▸ **EXERCISE DESCRIPTION**
Whenever a line in the data contains "method", show that line.
AVAILABLE DATA: Begin
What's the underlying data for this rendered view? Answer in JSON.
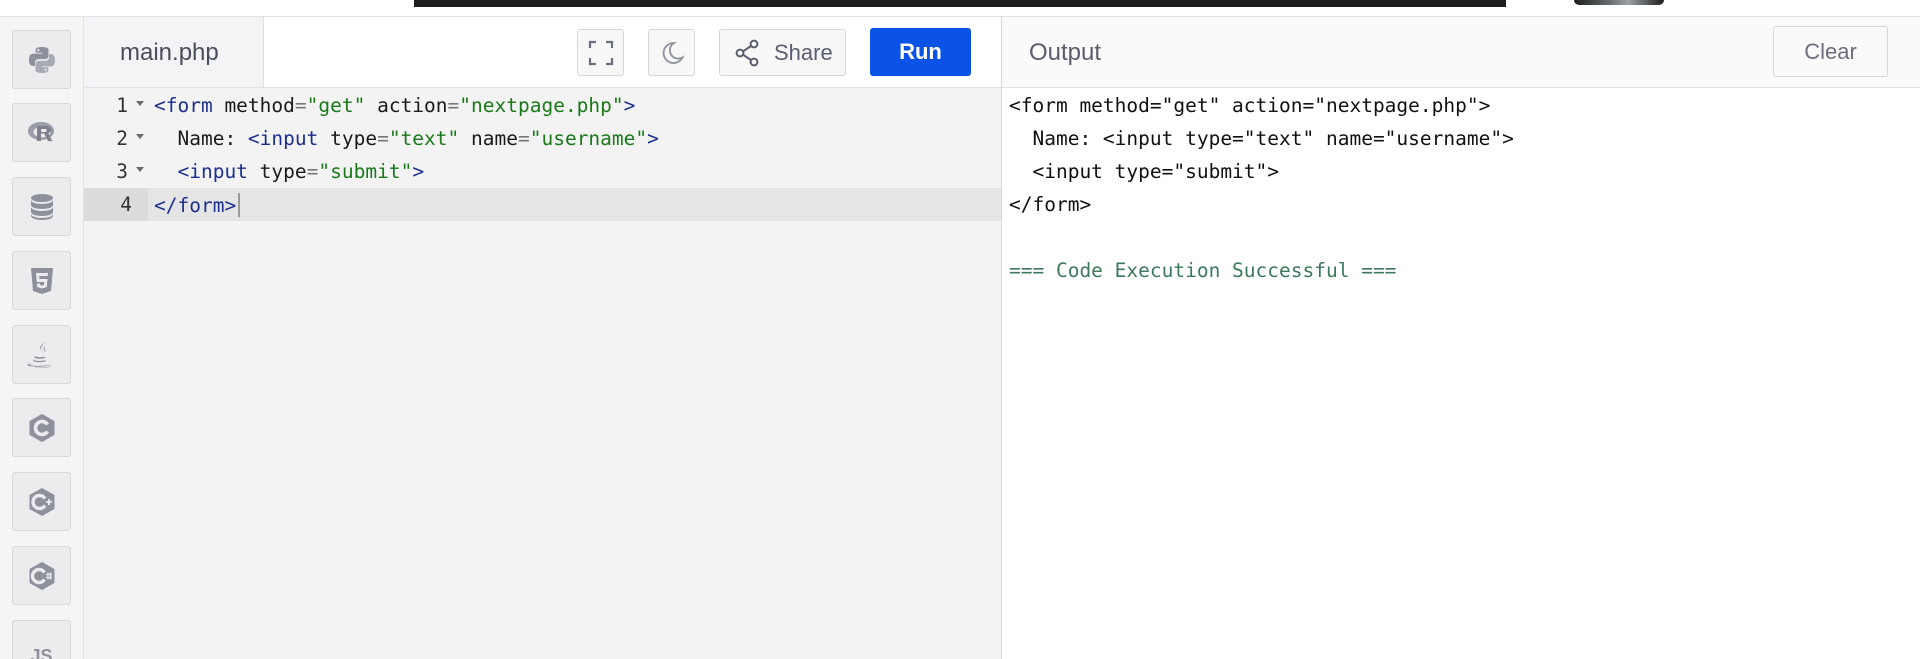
{
  "editor": {
    "filename": "main.php",
    "share_label": "Share",
    "run_label": "Run",
    "lines": [
      {
        "number": "1",
        "fold": true,
        "tokens": [
          [
            "tg",
            "<form"
          ],
          [
            "at",
            " method"
          ],
          [
            "eq",
            "="
          ],
          [
            "st",
            "\"get\""
          ],
          [
            "at",
            " action"
          ],
          [
            "eq",
            "="
          ],
          [
            "st",
            "\"nextpage.php\""
          ],
          [
            "tg",
            ">"
          ]
        ]
      },
      {
        "number": "2",
        "fold": true,
        "tokens": [
          [
            "at",
            "  Name: "
          ],
          [
            "tg",
            "<input"
          ],
          [
            "at",
            " type"
          ],
          [
            "eq",
            "="
          ],
          [
            "st",
            "\"text\""
          ],
          [
            "at",
            " name"
          ],
          [
            "eq",
            "="
          ],
          [
            "st",
            "\"username\""
          ],
          [
            "tg",
            ">"
          ]
        ]
      },
      {
        "number": "3",
        "fold": true,
        "tokens": [
          [
            "at",
            "  "
          ],
          [
            "tg",
            "<input"
          ],
          [
            "at",
            " type"
          ],
          [
            "eq",
            "="
          ],
          [
            "st",
            "\"submit\""
          ],
          [
            "tg",
            ">"
          ]
        ]
      },
      {
        "number": "4",
        "fold": false,
        "active": true,
        "tokens": [
          [
            "tg",
            "</form>"
          ]
        ]
      }
    ]
  },
  "output": {
    "title": "Output",
    "clear_label": "Clear",
    "lines": [
      "<form method=\"get\" action=\"nextpage.php\">",
      "  Name: <input type=\"text\" name=\"username\">",
      "  <input type=\"submit\">",
      "</form>",
      "",
      "=== Code Execution Successful ==="
    ]
  },
  "sidebar": {
    "languages": [
      {
        "name": "python",
        "icon": "python-icon"
      },
      {
        "name": "r",
        "icon": "r-icon"
      },
      {
        "name": "sql",
        "icon": "database-icon"
      },
      {
        "name": "html",
        "icon": "html5-icon"
      },
      {
        "name": "java",
        "icon": "java-icon"
      },
      {
        "name": "c",
        "icon": "c-icon"
      },
      {
        "name": "cpp",
        "icon": "cpp-icon"
      },
      {
        "name": "csharp",
        "icon": "csharp-icon"
      },
      {
        "name": "javascript",
        "icon": "js-icon",
        "label": "JS"
      }
    ]
  },
  "colors": {
    "run_button": "#0a53e6",
    "success_text": "#3d7a5c",
    "tag": "#1c2f8f",
    "string": "#1a7a1a"
  }
}
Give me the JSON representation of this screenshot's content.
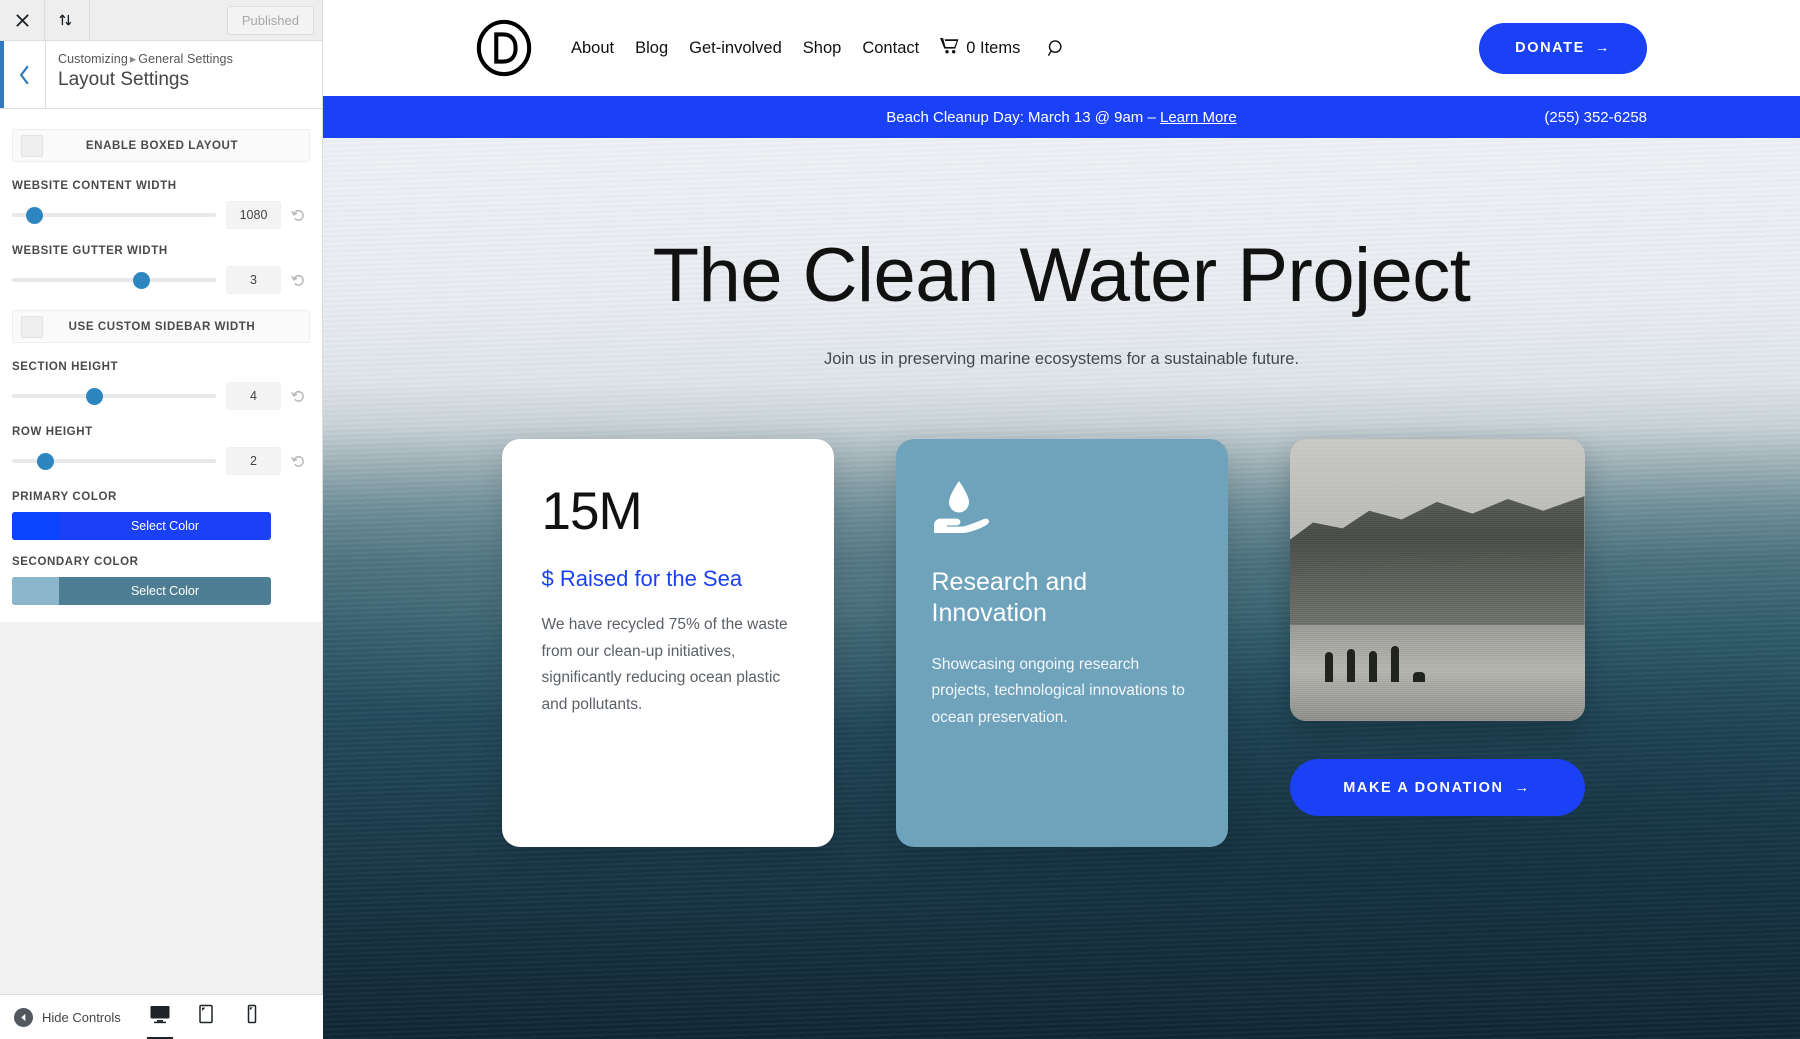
{
  "customizer": {
    "topbar": {
      "close_icon": "close-icon",
      "devices_icon": "collapse-icon",
      "publish_label": "Published"
    },
    "header": {
      "back_icon": "chevron-left-icon",
      "breadcrumb_root": "Customizing",
      "breadcrumb_sep": "▸",
      "breadcrumb_section": "General Settings",
      "panel_title": "Layout Settings"
    },
    "controls": {
      "enable_boxed_layout": "ENABLE BOXED LAYOUT",
      "website_content_width_label": "WEBSITE CONTENT WIDTH",
      "website_content_width_value": "1080",
      "website_content_width_percent": 11,
      "website_gutter_width_label": "WEBSITE GUTTER WIDTH",
      "website_gutter_width_value": "3",
      "website_gutter_width_percent": 63,
      "use_custom_sidebar_width": "USE CUSTOM SIDEBAR WIDTH",
      "section_height_label": "SECTION HEIGHT",
      "section_height_value": "4",
      "section_height_percent": 40,
      "row_height_label": "ROW HEIGHT",
      "row_height_value": "2",
      "row_height_percent": 16,
      "primary_color_label": "PRIMARY COLOR",
      "primary_color_button": "Select Color",
      "primary_color_hex": "#1a41f5",
      "primary_color_swatch_hex": "#0b44ff",
      "secondary_color_label": "SECONDARY COLOR",
      "secondary_color_button": "Select Color",
      "secondary_color_hex": "#4e7e93",
      "secondary_color_swatch_hex": "#8cb6cb"
    },
    "bottombar": {
      "hide_controls": "Hide Controls",
      "desktop_icon": "desktop-icon",
      "tablet_icon": "tablet-icon",
      "mobile_icon": "mobile-icon"
    }
  },
  "site": {
    "logo_letter": "D",
    "nav": [
      {
        "label": "About"
      },
      {
        "label": "Blog"
      },
      {
        "label": "Get-involved"
      },
      {
        "label": "Shop"
      },
      {
        "label": "Contact"
      }
    ],
    "cart_label": "0 Items",
    "cart_icon": "shopping-cart-icon",
    "search_icon": "search-icon",
    "donate_label": "DONATE",
    "donate_arrow": "→",
    "announcement": {
      "text": "Beach Cleanup Day: March 13 @ 9am – ",
      "link": "Learn More",
      "phone": "(255) 352-6258"
    },
    "hero": {
      "title": "The Clean Water Project",
      "subtitle": "Join us in preserving marine ecosystems for a sustainable future."
    },
    "cards": [
      {
        "type": "stat",
        "number": "15M",
        "label": "$ Raised for the Sea",
        "body": "We have recycled 75% of the waste from our clean-up initiatives, significantly reducing ocean plastic and pollutants."
      },
      {
        "type": "feature",
        "icon": "water-drop-in-hand-icon",
        "title": "Research and Innovation",
        "body": "Showcasing ongoing research projects, technological innovations to ocean preservation."
      },
      {
        "type": "photo",
        "image_alt": "beach-photo",
        "button_label": "MAKE A DONATION",
        "button_arrow": "→"
      }
    ]
  }
}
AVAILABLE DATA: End
▸ **EXPECTED OUTPUT**
            " method"
      "<form method=\"get\" action=\"nextpage.php\">",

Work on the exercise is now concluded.